WHAT YOU SHOULD DO -
Your answer must be the full set of records, repeated exactly.

--- AVAILABLE DATA ---

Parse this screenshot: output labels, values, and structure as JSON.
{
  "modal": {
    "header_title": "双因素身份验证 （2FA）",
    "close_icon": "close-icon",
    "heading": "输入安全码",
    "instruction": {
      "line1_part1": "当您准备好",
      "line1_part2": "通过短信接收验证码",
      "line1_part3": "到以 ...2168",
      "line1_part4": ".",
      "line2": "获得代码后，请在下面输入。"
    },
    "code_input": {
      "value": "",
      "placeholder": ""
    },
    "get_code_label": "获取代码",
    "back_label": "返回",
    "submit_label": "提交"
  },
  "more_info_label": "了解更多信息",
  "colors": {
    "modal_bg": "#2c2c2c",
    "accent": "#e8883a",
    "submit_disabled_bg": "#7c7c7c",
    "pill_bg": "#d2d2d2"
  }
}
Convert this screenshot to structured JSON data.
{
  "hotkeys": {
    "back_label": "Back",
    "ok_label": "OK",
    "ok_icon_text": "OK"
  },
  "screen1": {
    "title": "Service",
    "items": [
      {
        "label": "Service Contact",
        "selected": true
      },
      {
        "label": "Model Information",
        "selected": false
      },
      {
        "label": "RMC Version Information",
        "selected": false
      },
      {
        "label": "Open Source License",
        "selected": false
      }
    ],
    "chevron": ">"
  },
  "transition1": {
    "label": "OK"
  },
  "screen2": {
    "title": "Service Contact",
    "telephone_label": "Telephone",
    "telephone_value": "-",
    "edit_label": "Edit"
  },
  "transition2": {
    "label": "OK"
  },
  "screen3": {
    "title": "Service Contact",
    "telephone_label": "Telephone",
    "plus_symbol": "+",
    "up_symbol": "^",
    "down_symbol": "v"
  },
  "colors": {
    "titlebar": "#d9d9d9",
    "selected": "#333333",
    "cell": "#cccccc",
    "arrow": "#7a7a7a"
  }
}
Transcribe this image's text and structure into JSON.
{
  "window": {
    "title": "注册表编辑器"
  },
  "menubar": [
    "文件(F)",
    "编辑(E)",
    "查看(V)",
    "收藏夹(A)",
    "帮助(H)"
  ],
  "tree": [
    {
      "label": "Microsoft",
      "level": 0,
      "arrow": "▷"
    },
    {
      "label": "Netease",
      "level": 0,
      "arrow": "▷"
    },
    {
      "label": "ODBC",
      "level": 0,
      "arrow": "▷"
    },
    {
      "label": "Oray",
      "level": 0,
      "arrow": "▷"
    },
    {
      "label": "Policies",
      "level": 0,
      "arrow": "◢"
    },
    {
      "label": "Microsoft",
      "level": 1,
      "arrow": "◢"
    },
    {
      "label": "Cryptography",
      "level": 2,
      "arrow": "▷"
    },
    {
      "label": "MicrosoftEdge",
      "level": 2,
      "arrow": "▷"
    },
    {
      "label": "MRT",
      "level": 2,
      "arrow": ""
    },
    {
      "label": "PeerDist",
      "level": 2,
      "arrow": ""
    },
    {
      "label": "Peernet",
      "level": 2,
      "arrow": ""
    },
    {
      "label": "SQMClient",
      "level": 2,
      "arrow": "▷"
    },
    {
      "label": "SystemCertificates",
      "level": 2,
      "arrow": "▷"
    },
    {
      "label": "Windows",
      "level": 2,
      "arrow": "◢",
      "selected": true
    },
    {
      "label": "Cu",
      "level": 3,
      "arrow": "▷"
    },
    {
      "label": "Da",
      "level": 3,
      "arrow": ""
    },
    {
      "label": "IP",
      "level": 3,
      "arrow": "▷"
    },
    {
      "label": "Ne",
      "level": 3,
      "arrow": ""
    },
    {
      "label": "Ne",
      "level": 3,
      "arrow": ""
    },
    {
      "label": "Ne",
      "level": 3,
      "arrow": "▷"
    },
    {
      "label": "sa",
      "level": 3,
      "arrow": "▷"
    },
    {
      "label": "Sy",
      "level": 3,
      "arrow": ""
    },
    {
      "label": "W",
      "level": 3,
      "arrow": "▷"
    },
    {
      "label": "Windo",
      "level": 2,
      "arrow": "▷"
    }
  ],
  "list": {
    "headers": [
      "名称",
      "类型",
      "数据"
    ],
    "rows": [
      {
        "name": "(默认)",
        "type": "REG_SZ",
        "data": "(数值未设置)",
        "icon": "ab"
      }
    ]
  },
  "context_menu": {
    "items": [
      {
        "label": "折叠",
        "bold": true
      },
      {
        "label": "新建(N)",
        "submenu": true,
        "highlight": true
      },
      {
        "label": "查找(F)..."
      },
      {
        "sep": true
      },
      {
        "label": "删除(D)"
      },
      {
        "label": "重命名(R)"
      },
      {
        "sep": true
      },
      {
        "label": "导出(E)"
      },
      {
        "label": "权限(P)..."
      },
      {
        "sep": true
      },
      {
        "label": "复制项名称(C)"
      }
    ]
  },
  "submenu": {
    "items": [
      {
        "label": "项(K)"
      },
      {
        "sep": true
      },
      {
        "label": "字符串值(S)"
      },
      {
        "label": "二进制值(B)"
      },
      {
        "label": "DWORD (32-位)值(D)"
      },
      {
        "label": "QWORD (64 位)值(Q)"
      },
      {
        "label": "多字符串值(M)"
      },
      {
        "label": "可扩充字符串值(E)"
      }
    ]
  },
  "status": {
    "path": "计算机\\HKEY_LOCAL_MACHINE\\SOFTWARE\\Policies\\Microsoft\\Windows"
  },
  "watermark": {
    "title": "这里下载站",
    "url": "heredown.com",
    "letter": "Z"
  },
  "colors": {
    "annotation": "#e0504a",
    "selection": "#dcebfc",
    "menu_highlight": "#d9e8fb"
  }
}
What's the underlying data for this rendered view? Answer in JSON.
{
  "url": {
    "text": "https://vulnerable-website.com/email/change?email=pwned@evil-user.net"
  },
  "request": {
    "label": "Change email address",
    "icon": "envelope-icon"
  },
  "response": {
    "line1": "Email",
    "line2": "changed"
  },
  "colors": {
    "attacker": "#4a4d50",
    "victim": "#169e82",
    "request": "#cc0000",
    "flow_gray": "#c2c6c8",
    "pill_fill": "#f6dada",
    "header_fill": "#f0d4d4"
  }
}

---

SOLUTION -
Parse this screenshot: output labels, values, and structure as JSON.
{
  "modal": {
    "header_title": "双因素身份验证 （2FA）",
    "close_icon": "close-icon",
    "heading": "输入安全码",
    "instruction": {
      "line1_part1": "当您准备好",
      "line1_part2": "通过短信接收验证码",
      "line1_part3": "到以 ...2168",
      "line1_part4": ".",
      "line2": "获得代码后，请在下面输入。"
    },
    "code_input": {
      "value": "",
      "placeholder": ""
    },
    "get_code_label": "获取代码",
    "back_label": "返回",
    "submit_label": "提交"
  },
  "more_info_label": "了解更多信息",
  "colors": {
    "modal_bg": "#2c2c2c",
    "accent": "#e8883a",
    "submit_disabled_bg": "#7c7c7c",
    "pill_bg": "#d2d2d2"
  }
}
Convert this screenshot to structured JSON data.
{
  "hotkeys": {
    "back_label": "Back",
    "ok_label": "OK",
    "ok_icon_text": "OK"
  },
  "screen1": {
    "title": "Service",
    "items": [
      {
        "label": "Service Contact",
        "selected": true
      },
      {
        "label": "Model Information",
        "selected": false
      },
      {
        "label": "RMC Version Information",
        "selected": false
      },
      {
        "label": "Open Source License",
        "selected": false
      }
    ],
    "chevron": ">"
  },
  "transition1": {
    "label": "OK"
  },
  "screen2": {
    "title": "Service Contact",
    "telephone_label": "Telephone",
    "telephone_value": "-",
    "edit_label": "Edit"
  },
  "transition2": {
    "label": "OK"
  },
  "screen3": {
    "title": "Service Contact",
    "telephone_label": "Telephone",
    "plus_symbol": "+",
    "up_symbol": "^",
    "down_symbol": "v"
  },
  "colors": {
    "titlebar": "#d9d9d9",
    "selected": "#333333",
    "cell": "#cccccc",
    "arrow": "#7a7a7a"
  }
}
Transcribe this image's text and structure into JSON.
{
  "window": {
    "title": "注册表编辑器"
  },
  "menubar": [
    "文件(F)",
    "编辑(E)",
    "查看(V)",
    "收藏夹(A)",
    "帮助(H)"
  ],
  "tree": [
    {
      "label": "Microsoft",
      "level": 0,
      "arrow": "▷"
    },
    {
      "label": "Netease",
      "level": 0,
      "arrow": "▷"
    },
    {
      "label": "ODBC",
      "level": 0,
      "arrow": "▷"
    },
    {
      "label": "Oray",
      "level": 0,
      "arrow": "▷"
    },
    {
      "label": "Policies",
      "level": 0,
      "arrow": "◢"
    },
    {
      "label": "Microsoft",
      "level": 1,
      "arrow": "◢"
    },
    {
      "label": "Cryptography",
      "level": 2,
      "arrow": "▷"
    },
    {
      "label": "MicrosoftEdge",
      "level": 2,
      "arrow": "▷"
    },
    {
      "label": "MRT",
      "level": 2,
      "arrow": ""
    },
    {
      "label": "PeerDist",
      "level": 2,
      "arrow": ""
    },
    {
      "label": "Peernet",
      "level": 2,
      "arrow": ""
    },
    {
      "label": "SQMClient",
      "level": 2,
      "arrow": "▷"
    },
    {
      "label": "SystemCertificates",
      "level": 2,
      "arrow": "▷"
    },
    {
      "label": "Windows",
      "level": 2,
      "arrow": "◢",
      "selected": true
    },
    {
      "label": "Cu",
      "level": 3,
      "arrow": "▷"
    },
    {
      "label": "Da",
      "level": 3,
      "arrow": ""
    },
    {
      "label": "IP",
      "level": 3,
      "arrow": "▷"
    },
    {
      "label": "Ne",
      "level": 3,
      "arrow": ""
    },
    {
      "label": "Ne",
      "level": 3,
      "arrow": ""
    },
    {
      "label": "Ne",
      "level": 3,
      "arrow": "▷"
    },
    {
      "label": "sa",
      "level": 3,
      "arrow": "▷"
    },
    {
      "label": "Sy",
      "level": 3,
      "arrow": ""
    },
    {
      "label": "W",
      "level": 3,
      "arrow": "▷"
    },
    {
      "label": "Windo",
      "level": 2,
      "arrow": "▷"
    }
  ],
  "list": {
    "headers": [
      "名称",
      "类型",
      "数据"
    ],
    "rows": [
      {
        "name": "(默认)",
        "type": "REG_SZ",
        "data": "(数值未设置)",
        "icon": "ab"
      }
    ]
  },
  "context_menu": {
    "items": [
      {
        "label": "折叠",
        "bold": true
      },
      {
        "label": "新建(N)",
        "submenu": true,
        "highlight": true
      },
      {
        "label": "查找(F)..."
      },
      {
        "sep": true
      },
      {
        "label": "删除(D)"
      },
      {
        "label": "重命名(R)"
      },
      {
        "sep": true
      },
      {
        "label": "导出(E)"
      },
      {
        "label": "权限(P)..."
      },
      {
        "sep": true
      },
      {
        "label": "复制项名称(C)"
      }
    ]
  },
  "submenu": {
    "items": [
      {
        "label": "项(K)"
      },
      {
        "sep": true
      },
      {
        "label": "字符串值(S)"
      },
      {
        "label": "二进制值(B)"
      },
      {
        "label": "DWORD (32-位)值(D)"
      },
      {
        "label": "QWORD (64 位)值(Q)"
      },
      {
        "label": "多字符串值(M)"
      },
      {
        "label": "可扩充字符串值(E)"
      }
    ]
  },
  "status": {
    "path": "计算机\\HKEY_LOCAL_MACHINE\\SOFTWARE\\Policies\\Microsoft\\Windows"
  },
  "watermark": {
    "title": "这里下载站",
    "url": "heredown.com",
    "letter": "Z"
  },
  "colors": {
    "annotation": "#e0504a",
    "selection": "#dcebfc",
    "menu_highlight": "#d9e8fb"
  }
}
What's the underlying data for this rendered view? Answer in JSON.
{
  "url": {
    "text": "https://vulnerable-website.com/email/change?email=pwned@evil-user.net"
  },
  "request": {
    "label": "Change email address",
    "icon": "envelope-icon"
  },
  "response": {
    "line1": "Email",
    "line2": "changed"
  },
  "colors": {
    "attacker": "#4a4d50",
    "victim": "#169e82",
    "request": "#cc0000",
    "flow_gray": "#c2c6c8",
    "pill_fill": "#f6dada",
    "header_fill": "#f0d4d4"
  }
}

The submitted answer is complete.